From that moment on sales started to drop again. But in everything we were doing NME was bigger than ever. We had six national tours a year, the Big Gig at the O2, Awards in the UK and US, a radio station, TV channel and the world’s biggest music website. But all anyone counted was the paper sales. That never stopped being hard.
I would have gone two years earlier if I could have but the global recession killed a lot of the conversations I was having. When I did make the decision to go it was mentally really traumatic. I’d grown up, essentially, as NME Editor and to unpick that from your brain is a really hard thing to do. So much of my sense of who I was was caught up in that job title. I pretty much had a mental breakdown in the summer of 2009 during the six months I was waiting to leave NME.
When it finally happened it was at Reading Festival 2009. The agreement was that I would cease to be NME Editor when I left the Festival site on the Sunday. Being NME Editor is a bit like being Pope or Doctor Who – there always has to be one. Krissi arrived on site on the Sunday afternoon, having flown straight in from New York and taken a taxi from the airport. While I was there I was Editor, but as soon as I left it stopped. Late on the Sunday, having done everything I needed to do for the festival coverage, I stood at the VIP entrance, knowing that when I put my foot on the tarmac across the gateway I was done. It took a lot of effort to get my foot over that line. When I took the first step, I just kept walking and walking, all the way through town until I reached the hotel, got in my car, and drove home. It was over.
The moment paper music journalism ceased to matter was in 2006 when Pitchfork reviewed the second Jet album. They just put up a gif of a monkey pissing in its own mouth. It wasn’t about the nature of the criticism - it really was an utterly forgettable album - it was the manner in which it was delivered. It wasn’t the product of a subs desk trying to shape something into the NME-style or the Q-style, it wasn’t crafting words to communicate a devastating putdown. It was a uniquely contemporary digital response to a band that felt like it was from another age. It was a new age sticking two fingers up to a previous generation in a way that they couldn’t respond. It was something that could be shared on mobile phones. Print was fucked from that point.
My succession plan was… well, laborious. I had to work my notice for a full six months. Everyone on the publishing team knew it had to be Krissi Murrison, who had previously been my deputy, to take the chair. But it wasn’t easily achieved. Krissi had already been offered a job in New York and she’d gone a few months previously.
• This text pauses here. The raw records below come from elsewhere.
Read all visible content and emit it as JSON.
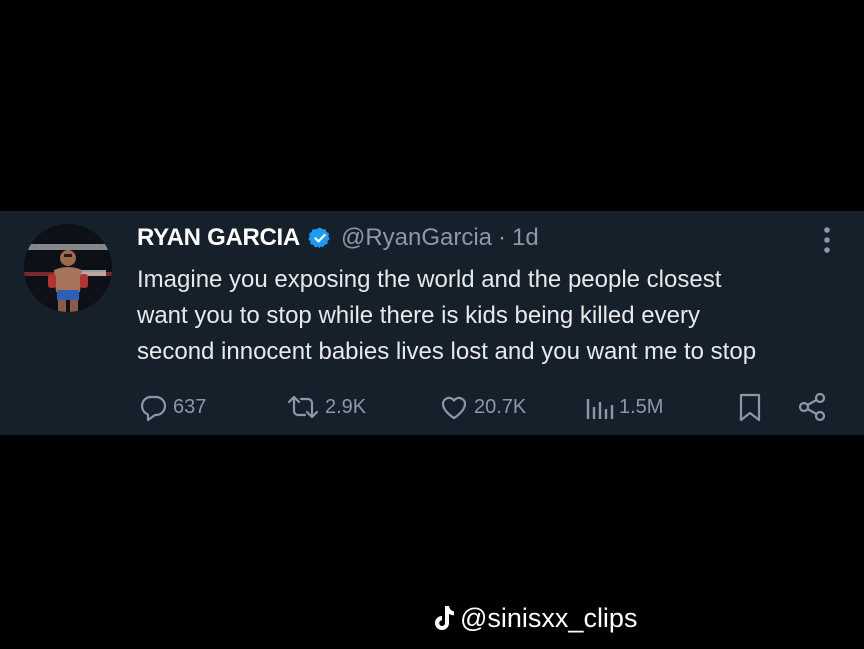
{
  "colors": {
    "page_background": "#000000",
    "card_background": "#15202b",
    "primary_text": "#e7e9ea",
    "secondary_text": "#8b98a5",
    "verified_blue": "#1d9bf0"
  },
  "tweet": {
    "author": {
      "display_name": "RYAN GARCIA",
      "handle": "@RyanGarcia",
      "separator": "·",
      "age": "1d",
      "verified": true,
      "avatar_icon": "avatar-boxer-photo"
    },
    "text_lines": [
      "Imagine you exposing the world and the people closest",
      "want you to stop while there is kids being killed every",
      "second innocent babies lives lost and you want me to stop"
    ],
    "actions": {
      "replies": {
        "icon": "reply-icon",
        "count": "637"
      },
      "reposts": {
        "icon": "repost-icon",
        "count": "2.9K"
      },
      "likes": {
        "icon": "heart-icon",
        "count": "20.7K"
      },
      "views": {
        "icon": "views-icon",
        "count": "1.5M"
      },
      "bookmark": {
        "icon": "bookmark-icon"
      },
      "share": {
        "icon": "share-icon"
      }
    },
    "more_icon": "more-vertical-icon"
  },
  "watermark": {
    "icon": "tiktok-icon",
    "text": "@sinisxx_clips"
  }
}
Her husband, an A&R for Sony, had arranged a transfer to New York too. When we offered her the NME Editor’s job back in London, we had to get them to unpick all of that. It was messy.
Krissi is a brilliant journalist. I wasn’t, I was something else. I loved putting the tours together, launching NME Radio and NME TV, hosting the NME Awards USA in LA, and working with the sponsors. For me, it was about the brand that’s where the growth was. I relied on Krissi, as Deputy Editor, to make a great paper every week. I signed off every page, but she did most of the heavy lifting towards the end.
When Krissi became editor she had to take on all that other stuff that I’d been doing and I don’t think she really enjoyed that side of things. She Edited a great paper, though. She tore up everything I did which was totally right.
Kill it all. Burn it. Make something totally new.
You can follow Conor on Twitter. You should.